Using the material that follows, identify and copy each line with the string "shortcut".

-- RECORDS SUPPLIED follows --

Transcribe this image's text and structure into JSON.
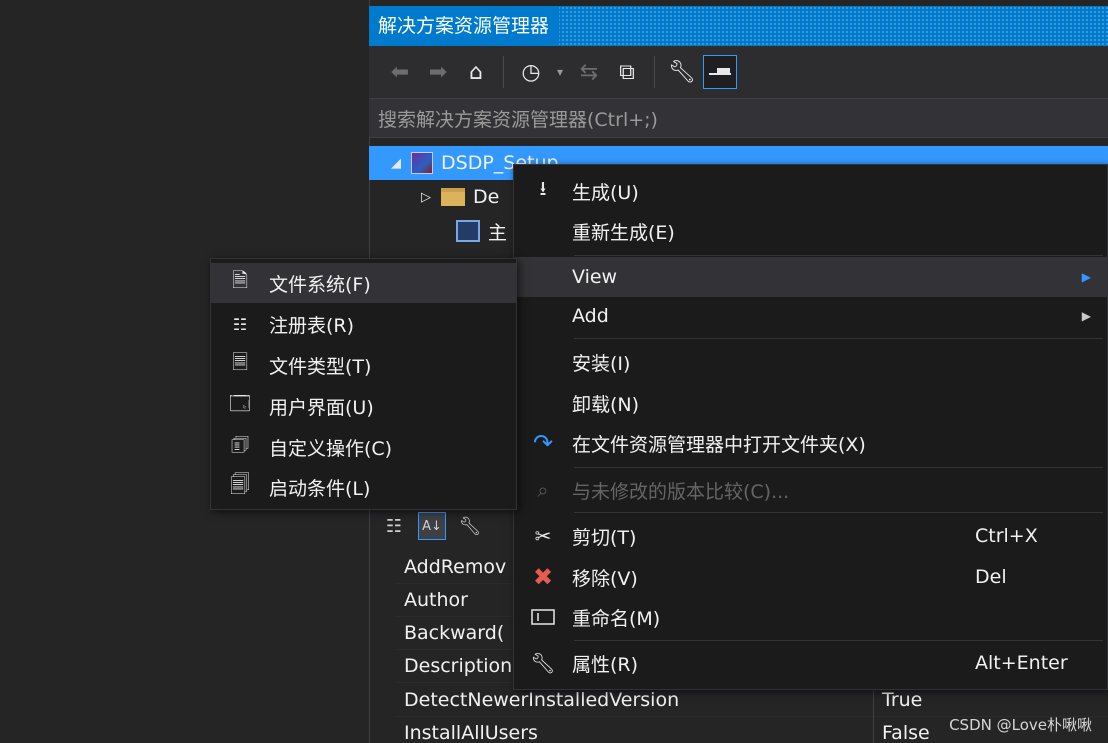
{
  "solution_explorer": {
    "title": "解决方案资源管理器",
    "search_placeholder": "搜索解决方案资源管理器(Ctrl+;)",
    "toolbar_icons": [
      "back-icon",
      "forward-icon",
      "home-icon",
      "history-icon",
      "dropdown-icon",
      "sync-icon",
      "collapse-icon",
      "wrench-icon",
      "pin-icon"
    ],
    "tree": {
      "project": "DSDP_Setup",
      "child_folder": "De",
      "child_main": "主"
    }
  },
  "properties": {
    "rows": [
      {
        "name": "AddRemov",
        "value": ""
      },
      {
        "name": "Author",
        "value": ""
      },
      {
        "name": "Backward(",
        "value": ""
      },
      {
        "name": "Description",
        "value": ""
      },
      {
        "name": "DetectNewerInstalledVersion",
        "value": "True"
      },
      {
        "name": "InstallAllUsers",
        "value": "False"
      }
    ]
  },
  "context_menu": {
    "items": [
      {
        "label": "生成(U)",
        "icon": "build-icon"
      },
      {
        "label": "重新生成(E)",
        "icon": ""
      },
      {
        "label": "View",
        "icon": "",
        "submenu": true
      },
      {
        "label": "Add",
        "icon": "",
        "submenu": true
      },
      {
        "label": "安装(I)",
        "icon": ""
      },
      {
        "label": "卸载(N)",
        "icon": ""
      },
      {
        "label": "在文件资源管理器中打开文件夹(X)",
        "icon": "open-folder-arrow-icon"
      },
      {
        "label": "与未修改的版本比较(C)...",
        "icon": "compare-icon",
        "disabled": true
      },
      {
        "label": "剪切(T)",
        "icon": "scissors-icon",
        "shortcut": "Ctrl+X"
      },
      {
        "label": "移除(V)",
        "icon": "remove-x-icon",
        "shortcut": "Del"
      },
      {
        "label": "重命名(M)",
        "icon": "rename-icon"
      },
      {
        "label": "属性(R)",
        "icon": "wrench-icon",
        "shortcut": "Alt+Enter"
      }
    ]
  },
  "submenu": {
    "items": [
      {
        "label": "文件系统(F)",
        "icon": "file-system-icon"
      },
      {
        "label": "注册表(R)",
        "icon": "registry-icon"
      },
      {
        "label": "文件类型(T)",
        "icon": "file-types-icon"
      },
      {
        "label": "用户界面(U)",
        "icon": "user-interface-icon"
      },
      {
        "label": "自定义操作(C)",
        "icon": "custom-actions-icon"
      },
      {
        "label": "启动条件(L)",
        "icon": "launch-conditions-icon"
      }
    ]
  },
  "watermark": "CSDN @Love朴啾啾",
  "colors": {
    "accent": "#007acc",
    "selection": "#3399ff",
    "menu_bg": "#1b1b1c",
    "panel_bg": "#252526"
  }
}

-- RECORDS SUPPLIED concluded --

● TASK RESULT:
        "shortcut": "Ctrl+X"
        "shortcut": "Del"
        "shortcut": "Alt+Enter"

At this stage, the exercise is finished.